TASK REQUIREMENTS
Write out each line below precisely, passing over the pictures.

DATA TO EXAMINE
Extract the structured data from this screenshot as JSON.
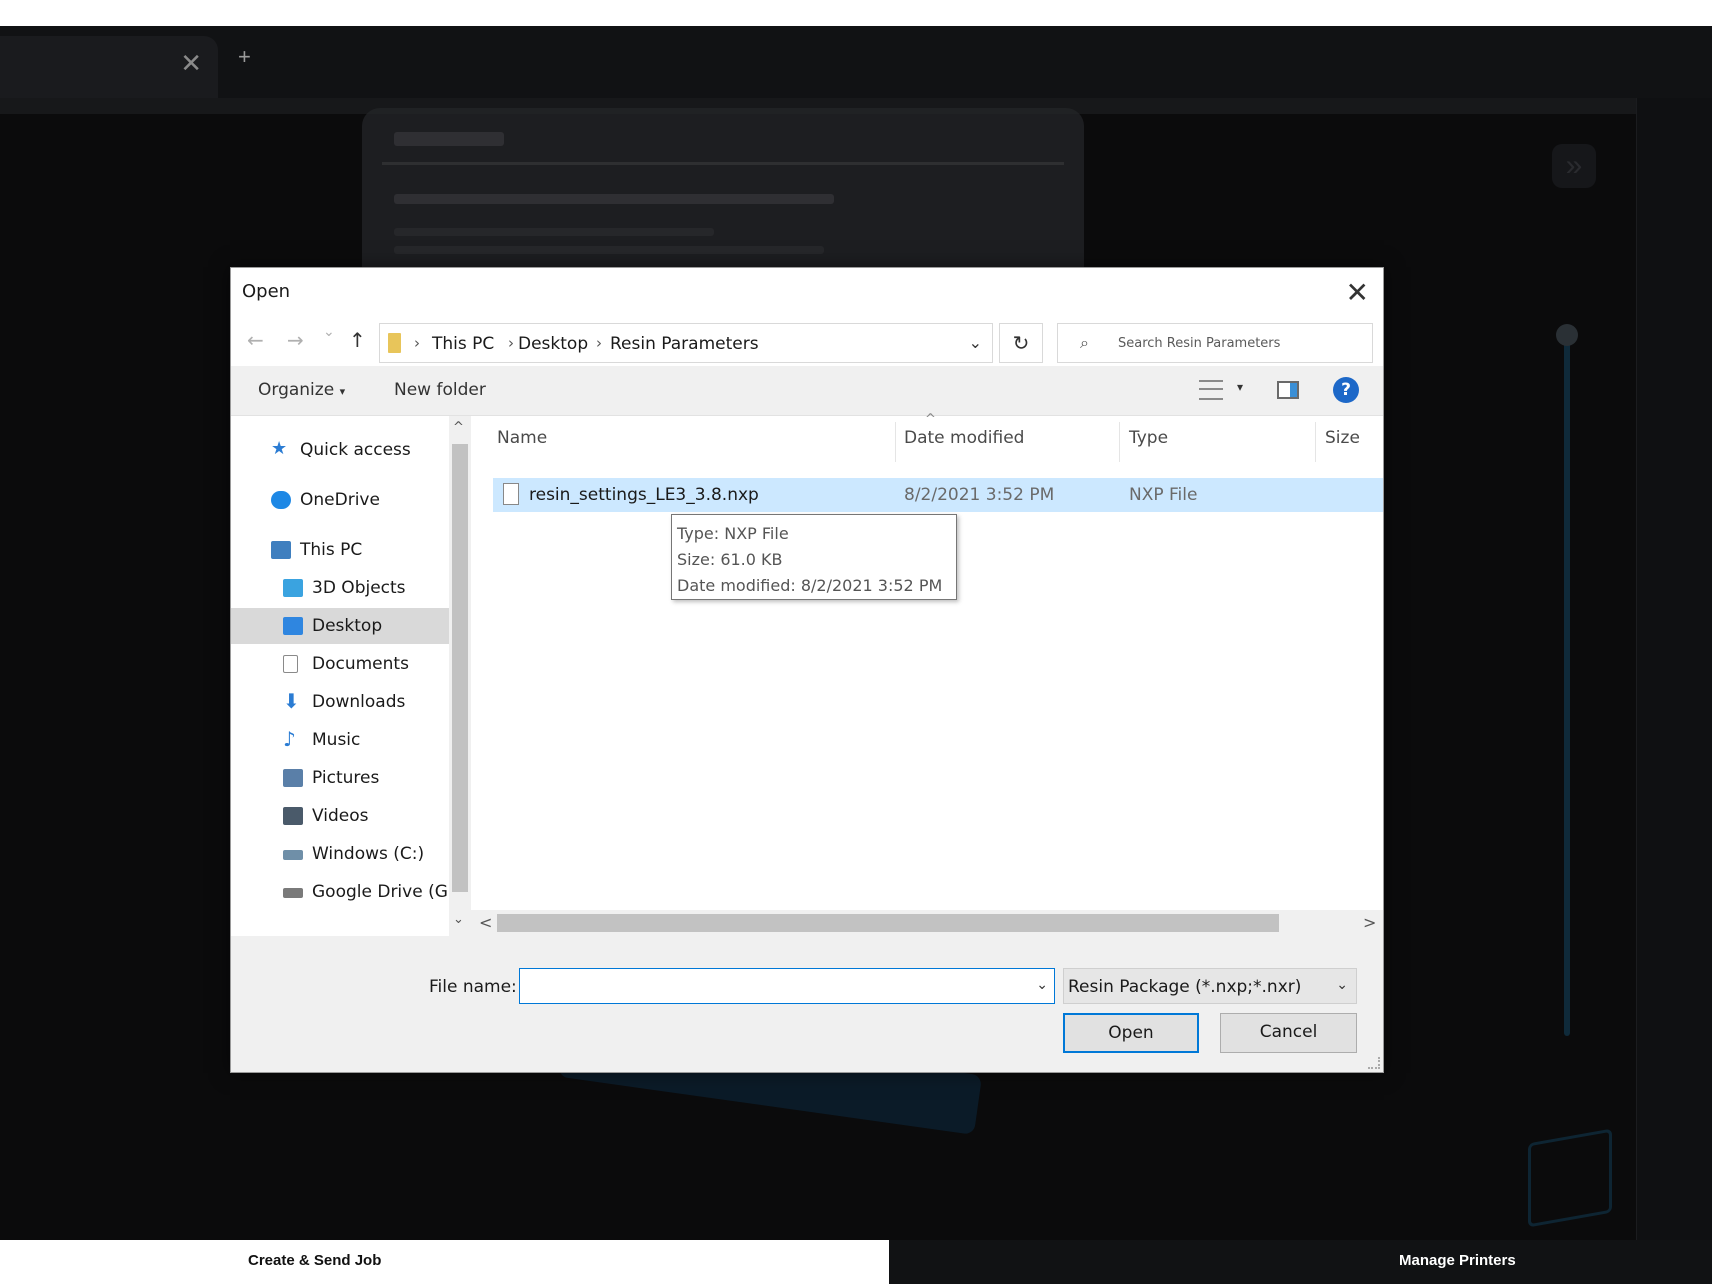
{
  "app": {
    "tab_close_glyph": "✕",
    "tab_add_glyph": "+",
    "bottom_nav": {
      "create_send_job": "Create & Send Job",
      "manage_printers": "Manage Printers"
    }
  },
  "dialog": {
    "title": "Open",
    "close_glyph": "✕",
    "nav": {
      "back_glyph": "←",
      "forward_glyph": "→",
      "recent_glyph": "⌄",
      "up_glyph": "↑"
    },
    "breadcrumb": [
      "This PC",
      "Desktop",
      "Resin Parameters"
    ],
    "breadcrumb_sep": "›",
    "address_dropdown_glyph": "⌄",
    "refresh_glyph": "↻",
    "search": {
      "icon_glyph": "⌕",
      "placeholder": "Search Resin Parameters"
    },
    "toolbar": {
      "organize_label": "Organize",
      "organize_caret": "▾",
      "new_folder_label": "New folder",
      "view_caret": "▾",
      "help_glyph": "?"
    },
    "nav_pane": {
      "items": [
        {
          "label": "Quick access",
          "icon": "star-icon",
          "color": "#2b7cd3",
          "indent": 0,
          "selected": false
        },
        {
          "label": "OneDrive",
          "icon": "cloud-icon",
          "color": "#1e88e5",
          "indent": 0,
          "selected": false
        },
        {
          "label": "This PC",
          "icon": "computer-icon",
          "color": "#3f7fbf",
          "indent": 0,
          "selected": false
        },
        {
          "label": "3D Objects",
          "icon": "cube-icon",
          "color": "#3aa3e0",
          "indent": 1,
          "selected": false
        },
        {
          "label": "Desktop",
          "icon": "desktop-icon",
          "color": "#2f86e0",
          "indent": 1,
          "selected": true
        },
        {
          "label": "Documents",
          "icon": "document-icon",
          "color": "#8a8a8a",
          "indent": 1,
          "selected": false
        },
        {
          "label": "Downloads",
          "icon": "download-icon",
          "color": "#2b7cd3",
          "indent": 1,
          "selected": false
        },
        {
          "label": "Music",
          "icon": "music-icon",
          "color": "#2b7cd3",
          "indent": 1,
          "selected": false
        },
        {
          "label": "Pictures",
          "icon": "pictures-icon",
          "color": "#5a7fa8",
          "indent": 1,
          "selected": false
        },
        {
          "label": "Videos",
          "icon": "video-icon",
          "color": "#4a5a6a",
          "indent": 1,
          "selected": false
        },
        {
          "label": "Windows (C:)",
          "icon": "drive-icon",
          "color": "#6f8fa8",
          "indent": 1,
          "selected": false
        },
        {
          "label": "Google Drive (G:)",
          "icon": "drive-icon",
          "color": "#7a7a7a",
          "indent": 1,
          "selected": false
        }
      ],
      "scroll_up_glyph": "^",
      "scroll_down_glyph": "⌄"
    },
    "columns": {
      "name": "Name",
      "date_modified": "Date modified",
      "type": "Type",
      "size": "Size",
      "sort_caret": "^"
    },
    "files": [
      {
        "name": "resin_settings_LE3_3.8.nxp",
        "date_modified": "8/2/2021 3:52 PM",
        "type": "NXP File",
        "size": ""
      }
    ],
    "tooltip": {
      "type_line": "Type: NXP File",
      "size_line": "Size: 61.0 KB",
      "date_line": "Date modified: 8/2/2021 3:52 PM"
    },
    "hscroll": {
      "left_glyph": "<",
      "right_glyph": ">"
    },
    "footer": {
      "file_name_label": "File name:",
      "file_name_value": "",
      "file_name_dropdown_glyph": "⌄",
      "filter_value": "Resin Package (*.nxp;*.nxr)",
      "filter_dropdown_glyph": "⌄",
      "open_label": "Open",
      "cancel_label": "Cancel"
    }
  }
}
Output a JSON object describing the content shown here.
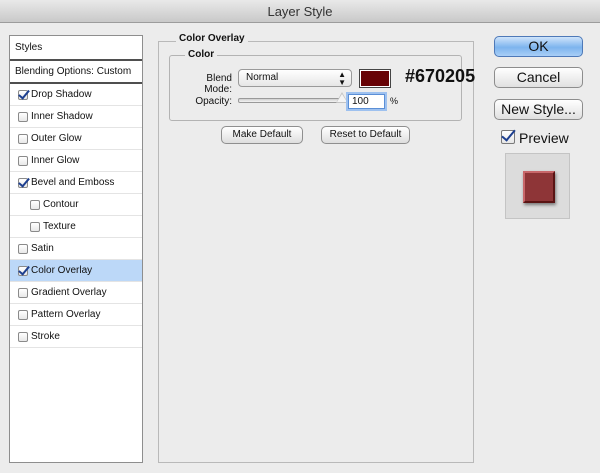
{
  "window": {
    "title": "Layer Style"
  },
  "styles_panel": {
    "header": "Styles",
    "blending_options": "Blending Options: Custom",
    "items": [
      {
        "label": "Drop Shadow",
        "checked": true,
        "selected": false,
        "sub": false
      },
      {
        "label": "Inner Shadow",
        "checked": false,
        "selected": false,
        "sub": false
      },
      {
        "label": "Outer Glow",
        "checked": false,
        "selected": false,
        "sub": false
      },
      {
        "label": "Inner Glow",
        "checked": false,
        "selected": false,
        "sub": false
      },
      {
        "label": "Bevel and Emboss",
        "checked": true,
        "selected": false,
        "sub": false
      },
      {
        "label": "Contour",
        "checked": false,
        "selected": false,
        "sub": true
      },
      {
        "label": "Texture",
        "checked": false,
        "selected": false,
        "sub": true
      },
      {
        "label": "Satin",
        "checked": false,
        "selected": false,
        "sub": false
      },
      {
        "label": "Color Overlay",
        "checked": true,
        "selected": true,
        "sub": false
      },
      {
        "label": "Gradient Overlay",
        "checked": false,
        "selected": false,
        "sub": false
      },
      {
        "label": "Pattern Overlay",
        "checked": false,
        "selected": false,
        "sub": false
      },
      {
        "label": "Stroke",
        "checked": false,
        "selected": false,
        "sub": false
      }
    ]
  },
  "color_overlay": {
    "section_title": "Color Overlay",
    "group_title": "Color",
    "blend_mode_label": "Blend Mode:",
    "blend_mode_value": "Normal",
    "overlay_color": "#670205",
    "hex_text": "#670205",
    "opacity_label": "Opacity:",
    "opacity_value": "100",
    "opacity_unit": "%",
    "opacity_level": 1.0,
    "make_default_label": "Make Default",
    "reset_default_label": "Reset to Default"
  },
  "actions": {
    "ok_label": "OK",
    "cancel_label": "Cancel",
    "new_style_label": "New Style...",
    "preview_label": "Preview",
    "preview_checked": true
  },
  "colors": {
    "preview_fill": "#8e3537",
    "selection": "#bcd8f8"
  }
}
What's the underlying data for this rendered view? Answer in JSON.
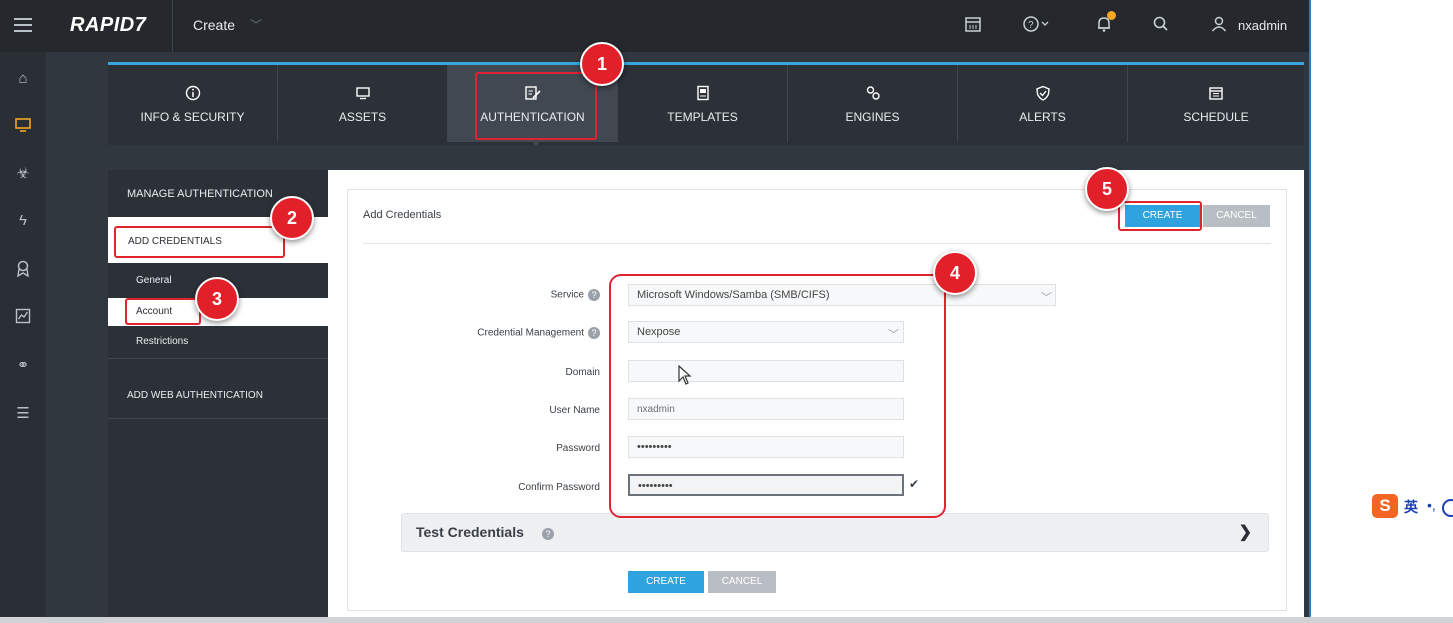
{
  "topbar": {
    "logo": "RAPID7",
    "create_menu": "Create",
    "username": "nxadmin",
    "icons": [
      "menu-icon",
      "calendar-icon",
      "help-icon",
      "bell-icon",
      "search-icon",
      "user-icon"
    ]
  },
  "leftnav": {
    "icons": [
      "home-icon",
      "monitor-icon",
      "biohazard-icon",
      "vulnerability-icon",
      "ribbon-icon",
      "chart-icon",
      "link-icon",
      "list-icon"
    ]
  },
  "tabs": [
    {
      "label": "INFO & SECURITY",
      "icon": "info-icon"
    },
    {
      "label": "ASSETS",
      "icon": "monitor-icon"
    },
    {
      "label": "AUTHENTICATION",
      "icon": "key-edit-icon"
    },
    {
      "label": "TEMPLATES",
      "icon": "template-icon"
    },
    {
      "label": "ENGINES",
      "icon": "gears-icon"
    },
    {
      "label": "ALERTS",
      "icon": "shield-icon"
    },
    {
      "label": "SCHEDULE",
      "icon": "calendar-icon"
    }
  ],
  "subpanel": {
    "manage": "MANAGE AUTHENTICATION",
    "add_credentials": "ADD CREDENTIALS",
    "items": [
      "General",
      "Account",
      "Restrictions"
    ],
    "add_web": "ADD WEB AUTHENTICATION"
  },
  "card": {
    "title": "Add Credentials",
    "create_label": "CREATE",
    "cancel_label": "CANCEL"
  },
  "form": {
    "service_label": "Service",
    "service_value": "Microsoft Windows/Samba (SMB/CIFS)",
    "cred_mgmt_label": "Credential Management",
    "cred_mgmt_value": "Nexpose",
    "domain_label": "Domain",
    "domain_value": "",
    "username_label": "User Name",
    "username_value": "nxadmin",
    "password_label": "Password",
    "password_value": "•••••••••",
    "confirm_label": "Confirm Password",
    "confirm_value": "•••••••••",
    "help_glyph": "?",
    "check_glyph": "✔"
  },
  "test_credentials": {
    "label": "Test Credentials",
    "chevron": "❯"
  },
  "markers": [
    "1",
    "2",
    "3",
    "4",
    "5"
  ],
  "ime": {
    "logo": "S",
    "char": "英",
    "punct": "•,"
  }
}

THE ANSWER
Extract the structured data from this screenshot as JSON.
{
  "app": {
    "tab_close_glyph": "✕",
    "tab_add_glyph": "+",
    "bottom_nav": {
      "create_send_job": "Create & Send Job",
      "manage_printers": "Manage Printers"
    }
  },
  "dialog": {
    "title": "Open",
    "close_glyph": "✕",
    "nav": {
      "back_glyph": "←",
      "forward_glyph": "→",
      "recent_glyph": "⌄",
      "up_glyph": "↑"
    },
    "breadcrumb": [
      "This PC",
      "Desktop",
      "Resin Parameters"
    ],
    "breadcrumb_sep": "›",
    "address_dropdown_glyph": "⌄",
    "refresh_glyph": "↻",
    "search": {
      "icon_glyph": "⌕",
      "placeholder": "Search Resin Parameters"
    },
    "toolbar": {
      "organize_label": "Organize",
      "organize_caret": "▾",
      "new_folder_label": "New folder",
      "view_caret": "▾",
      "help_glyph": "?"
    },
    "nav_pane": {
      "items": [
        {
          "label": "Quick access",
          "icon": "star-icon",
          "color": "#2b7cd3",
          "indent": 0,
          "selected": false
        },
        {
          "label": "OneDrive",
          "icon": "cloud-icon",
          "color": "#1e88e5",
          "indent": 0,
          "selected": false
        },
        {
          "label": "This PC",
          "icon": "computer-icon",
          "color": "#3f7fbf",
          "indent": 0,
          "selected": false
        },
        {
          "label": "3D Objects",
          "icon": "cube-icon",
          "color": "#3aa3e0",
          "indent": 1,
          "selected": false
        },
        {
          "label": "Desktop",
          "icon": "desktop-icon",
          "color": "#2f86e0",
          "indent": 1,
          "selected": true
        },
        {
          "label": "Documents",
          "icon": "document-icon",
          "color": "#8a8a8a",
          "indent": 1,
          "selected": false
        },
        {
          "label": "Downloads",
          "icon": "download-icon",
          "color": "#2b7cd3",
          "indent": 1,
          "selected": false
        },
        {
          "label": "Music",
          "icon": "music-icon",
          "color": "#2b7cd3",
          "indent": 1,
          "selected": false
        },
        {
          "label": "Pictures",
          "icon": "pictures-icon",
          "color": "#5a7fa8",
          "indent": 1,
          "selected": false
        },
        {
          "label": "Videos",
          "icon": "video-icon",
          "color": "#4a5a6a",
          "indent": 1,
          "selected": false
        },
        {
          "label": "Windows (C:)",
          "icon": "drive-icon",
          "color": "#6f8fa8",
          "indent": 1,
          "selected": false
        },
        {
          "label": "Google Drive (G:)",
          "icon": "drive-icon",
          "color": "#7a7a7a",
          "indent": 1,
          "selected": false
        }
      ],
      "scroll_up_glyph": "^",
      "scroll_down_glyph": "⌄"
    },
    "columns": {
      "name": "Name",
      "date_modified": "Date modified",
      "type": "Type",
      "size": "Size",
      "sort_caret": "^"
    },
    "files": [
      {
        "name": "resin_settings_LE3_3.8.nxp",
        "date_modified": "8/2/2021 3:52 PM",
        "type": "NXP File",
        "size": ""
      }
    ],
    "tooltip": {
      "type_line": "Type: NXP File",
      "size_line": "Size: 61.0 KB",
      "date_line": "Date modified: 8/2/2021 3:52 PM"
    },
    "hscroll": {
      "left_glyph": "<",
      "right_glyph": ">"
    },
    "footer": {
      "file_name_label": "File name:",
      "file_name_value": "",
      "file_name_dropdown_glyph": "⌄",
      "filter_value": "Resin Package (*.nxp;*.nxr)",
      "filter_dropdown_glyph": "⌄",
      "open_label": "Open",
      "cancel_label": "Cancel"
    }
  }
}
Output a JSON object describing the content shown here.
{
  "window": {
    "title": "Layer Style"
  },
  "styles_panel": {
    "header": "Styles",
    "blending_options": "Blending Options: Custom",
    "items": [
      {
        "label": "Drop Shadow",
        "checked": true,
        "selected": false,
        "sub": false
      },
      {
        "label": "Inner Shadow",
        "checked": false,
        "selected": false,
        "sub": false
      },
      {
        "label": "Outer Glow",
        "checked": false,
        "selected": false,
        "sub": false
      },
      {
        "label": "Inner Glow",
        "checked": false,
        "selected": false,
        "sub": false
      },
      {
        "label": "Bevel and Emboss",
        "checked": true,
        "selected": false,
        "sub": false
      },
      {
        "label": "Contour",
        "checked": false,
        "selected": false,
        "sub": true
      },
      {
        "label": "Texture",
        "checked": false,
        "selected": false,
        "sub": true
      },
      {
        "label": "Satin",
        "checked": false,
        "selected": false,
        "sub": false
      },
      {
        "label": "Color Overlay",
        "checked": true,
        "selected": true,
        "sub": false
      },
      {
        "label": "Gradient Overlay",
        "checked": false,
        "selected": false,
        "sub": false
      },
      {
        "label": "Pattern Overlay",
        "checked": false,
        "selected": false,
        "sub": false
      },
      {
        "label": "Stroke",
        "checked": false,
        "selected": false,
        "sub": false
      }
    ]
  },
  "color_overlay": {
    "section_title": "Color Overlay",
    "group_title": "Color",
    "blend_mode_label": "Blend Mode:",
    "blend_mode_value": "Normal",
    "overlay_color": "#670205",
    "hex_text": "#670205",
    "opacity_label": "Opacity:",
    "opacity_value": "100",
    "opacity_unit": "%",
    "opacity_level": 1.0,
    "make_default_label": "Make Default",
    "reset_default_label": "Reset to Default"
  },
  "actions": {
    "ok_label": "OK",
    "cancel_label": "Cancel",
    "new_style_label": "New Style...",
    "preview_label": "Preview",
    "preview_checked": true
  },
  "colors": {
    "preview_fill": "#8e3537",
    "selection": "#bcd8f8"
  }
}
What's the underlying data for this rendered view? Answer in JSON.
{
  "topbar": {
    "logo": "RAPID7",
    "create_menu": "Create",
    "username": "nxadmin",
    "icons": [
      "menu-icon",
      "calendar-icon",
      "help-icon",
      "bell-icon",
      "search-icon",
      "user-icon"
    ]
  },
  "leftnav": {
    "icons": [
      "home-icon",
      "monitor-icon",
      "biohazard-icon",
      "vulnerability-icon",
      "ribbon-icon",
      "chart-icon",
      "link-icon",
      "list-icon"
    ]
  },
  "tabs": [
    {
      "label": "INFO & SECURITY",
      "icon": "info-icon"
    },
    {
      "label": "ASSETS",
      "icon": "monitor-icon"
    },
    {
      "label": "AUTHENTICATION",
      "icon": "key-edit-icon"
    },
    {
      "label": "TEMPLATES",
      "icon": "template-icon"
    },
    {
      "label": "ENGINES",
      "icon": "gears-icon"
    },
    {
      "label": "ALERTS",
      "icon": "shield-icon"
    },
    {
      "label": "SCHEDULE",
      "icon": "calendar-icon"
    }
  ],
  "subpanel": {
    "manage": "MANAGE AUTHENTICATION",
    "add_credentials": "ADD CREDENTIALS",
    "items": [
      "General",
      "Account",
      "Restrictions"
    ],
    "add_web": "ADD WEB AUTHENTICATION"
  },
  "card": {
    "title": "Add Credentials",
    "create_label": "CREATE",
    "cancel_label": "CANCEL"
  },
  "form": {
    "service_label": "Service",
    "service_value": "Microsoft Windows/Samba (SMB/CIFS)",
    "cred_mgmt_label": "Credential Management",
    "cred_mgmt_value": "Nexpose",
    "domain_label": "Domain",
    "domain_value": "",
    "username_label": "User Name",
    "username_value": "nxadmin",
    "password_label": "Password",
    "password_value": "•••••••••",
    "confirm_label": "Confirm Password",
    "confirm_value": "•••••••••",
    "help_glyph": "?",
    "check_glyph": "✔"
  },
  "test_credentials": {
    "label": "Test Credentials",
    "chevron": "❯"
  },
  "markers": [
    "1",
    "2",
    "3",
    "4",
    "5"
  ],
  "ime": {
    "logo": "S",
    "char": "英",
    "punct": "•,"
  }
}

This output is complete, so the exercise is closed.